John Bradfield’s plan for Sydney’s underground rail lines through the city included a Harbour Crossing, a City Circle line and an Eastern Suburbs line. The first was completed with the construction of the Sydney Harbour Bridge in 1932, but the Great Depression and World War 2 put the others on hold until after Bradfield’s death. The rise of the motor car after World War 2 meant these other two lines were not completed till 1956 and 1979 respectively. The City Circle was actually mostly completed in the early 30s, with Town Hall/Wynyard on the Western end of the CBD and Museum/St James on the Eastern End. Eventually, these were united in 1956 with the construction of Circular Quay Station.
Before this, Circular Quay was a significant interchange between ferries (it was and still is the major ferry terminus in Sydney) and trams. This can be seen in the photos above. The state government had been phasing out trams in the 1940s and 50s, replacing them with buses, the final tram running from Circular Quay down Anzac Parade to La Perouse in 1961, only 5 years after Circular Quay Station was completed. You can see footage of this last tram in the video below. The removal of trams from Sydney’s streets is regretted by many today, particularly by those pushing for their return, but it did have one benefit in this case. Bennelong Point, on the Eastern end of Circular Quay, was used as a tram shed up until 1961. Now a vacant lot, it was decided to build a great cultural icon there in place of the old tram sheds. The result was the Sydney Opera House. Should trams ever return to Sydney, I highly doubt that the Opera House will make way for the tram shed that used to be there.

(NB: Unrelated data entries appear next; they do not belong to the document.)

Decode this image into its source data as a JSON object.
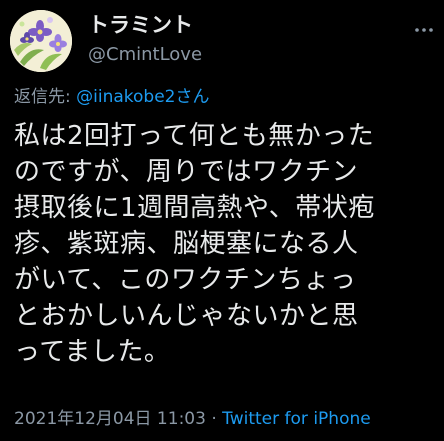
{
  "author": {
    "display_name": "トラミント",
    "handle": "@CmintLove",
    "avatar_icon": "flower-illustration-icon"
  },
  "reply": {
    "prefix": "返信先: ",
    "mention": "@iinakobe2さん"
  },
  "tweet": {
    "lines": [
      "私は2回打って何とも無かった",
      "のですが、周りではワクチン",
      "摂取後に1週間高熱や、帯状疱",
      "疹、紫斑病、脳梗塞になる人",
      "がいて、このワクチンちょっ",
      "とおかしいんじゃないかと思",
      "ってました。"
    ]
  },
  "meta": {
    "timestamp": "2021年12月04日 11:03",
    "separator": " · ",
    "source": "Twitter for iPhone"
  },
  "colors": {
    "background": "#000000",
    "text": "#e7e9ea",
    "secondary": "#8b98a5",
    "accent": "#1d9bf0"
  }
}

The Cahill Expressway was later built over Circular Quay Station, allowing cars travelling Southbound on the Harbour Bridge to bypass the CBD when travelling to its Eastern end. There have been proposals to move the Cahill Expressway underground in order to reclaim it as public space (such as this proposal) or a bus interchange (to relieve the struggling Wynyard bus interchange).
Today, Circular Quay is the only station on the Cityrail network (to my knowledge) that provide free wifi. Ironically, the ferries (which are located right next to the station, and whose wifi you could probably connect to from within the station) also have free wifi, and from what I hear provide a much better connection.